Continuing in the western genre she played Indian maidens on two TV shows. The long forgotten 1967 summer series Dundee and the Culhane starred John Mills as an English lawyer partnered with American Sean Garrison bringing “frontier justice” to folks in the Old West. Sort of a Perry Mason on horseback. Her episode was “The Death of a Warrior Brief” and also guest starred James Dunn and Gus Trikonis.

I remember this because I thought Sean Garrison was such a weird nasty guy. Also because we shot on location in Arizona and it was like 120 degrees. They hired real native Americans as extras. Flies were swarming around them and they were used to it. I couldn’t believe it. It was interesting interacting with them.

More remembered was Cimarron Strip starring Stuart Whitman (“another really nice guy,” exclaimed Thrett) as a US marshal enforcing the law in the Kansas territory.

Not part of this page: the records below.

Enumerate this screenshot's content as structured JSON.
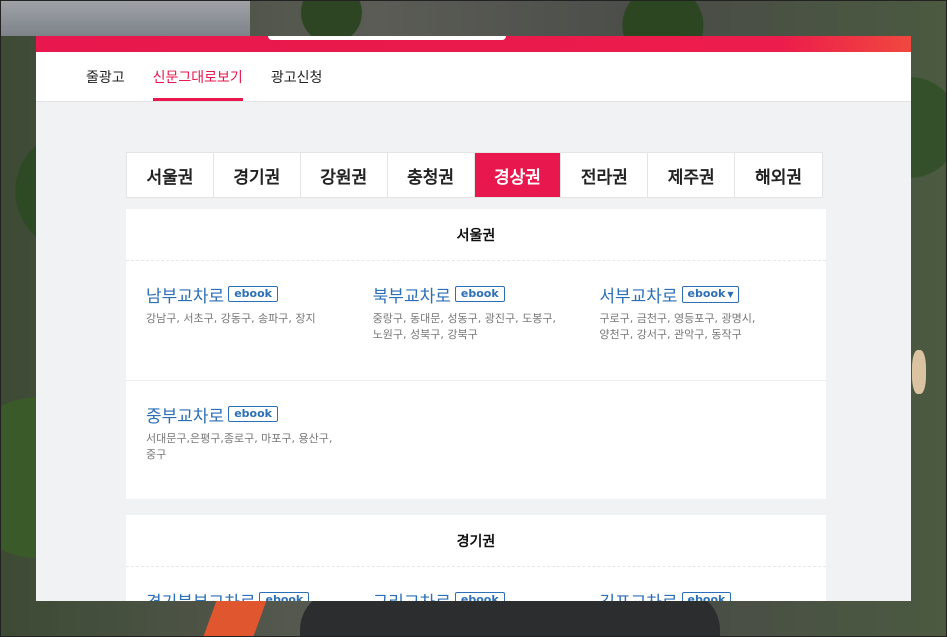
{
  "subnav": {
    "items": [
      {
        "label": "줄광고",
        "active": false
      },
      {
        "label": "신문그대로보기",
        "active": true
      },
      {
        "label": "광고신청",
        "active": false
      }
    ]
  },
  "tabs": [
    "서울권",
    "경기권",
    "강원권",
    "충청권",
    "경상권",
    "전라권",
    "제주권",
    "해외권"
  ],
  "active_tab": "경상권",
  "ebook_label": "ebook",
  "regions": [
    {
      "title": "서울권",
      "rows": [
        [
          {
            "name": "남부교차로",
            "areas": "강남구, 서초구, 강동구, 송파구, 장지"
          },
          {
            "name": "북부교차로",
            "areas": "중랑구, 동대문, 성동구, 광진구, 도봉구, 노원구, 성북구, 강북구"
          },
          {
            "name": "서부교차로",
            "areas": "구로구, 금천구, 영등포구, 광명시, 양천구, 강서구, 관악구, 동작구"
          }
        ],
        [
          {
            "name": "중부교차로",
            "areas": "서대문구,은평구,종로구, 마포구, 용산구, 중구"
          }
        ]
      ]
    },
    {
      "title": "경기권",
      "rows": [
        [
          {
            "name": "경기북부교차로",
            "areas": ""
          },
          {
            "name": "구리교차로",
            "areas": ""
          },
          {
            "name": "김포교차로",
            "areas": ""
          }
        ]
      ]
    }
  ],
  "colors": {
    "accent": "#e8174d",
    "link": "#2c6fb6"
  }
}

In “Heller” Thrett played Red Deer part of an Indian tribe being harassed by an outlaw gang. Tuesday Weld also appeared playing a woman who is part of the gang but turns against them to help Whitman’s marshal because as a child she was raised by Indians and has sympathy for them. As Red Deer, Thrett has one gripping moment when she shames the men in her tribe that won’t help the marshal track down the outlaw gang.

I lied to get this part. I said I had been on a horse and that I owned brown contact lens. That weekend before filming began I had to go out and buy a pair, and went to a stable to learn how to get on and off a horse. I got away with it.

Thrett also made appearances on the TV series I Dream of Jeannie; McCloud (“I played Godiva and rode through the park actually topless with my hair covering my breasts”); and The Most Deadly Game working once again with Yvette Mimieux (“I don’t remember her on this but do recall George Maharis because he wore false eyelashes. He was the first actor I ever worked with that wore them. It made him look pretty”).

Maggie Thrett’s last TV role was in an episode of the cult series Run, Joe, Run in 1974 with then husband Donnelly Rhodes about a military trained German Shepherd named Joe falsely accused of attacking his Sergeant. The canine goes on the run and winds up helping people he encounters while being pursued. It was like a four-legged version of The Fugitive. “Funny, I do not recall this show at all. Donnelly and I lived together first and then got married in Tijuana.”

Maggie Thrett then abandoned acting to concentrate on her musical career where as Diane Pine she was a very successful backup singer in the studio and on stage. She left show business the mid-eighties choosing a life of domesticity.

Maggie Three is also profiled in my and Louis Paul’s book Film Fatales: Women in Espionage Film and Television, 1962-1973.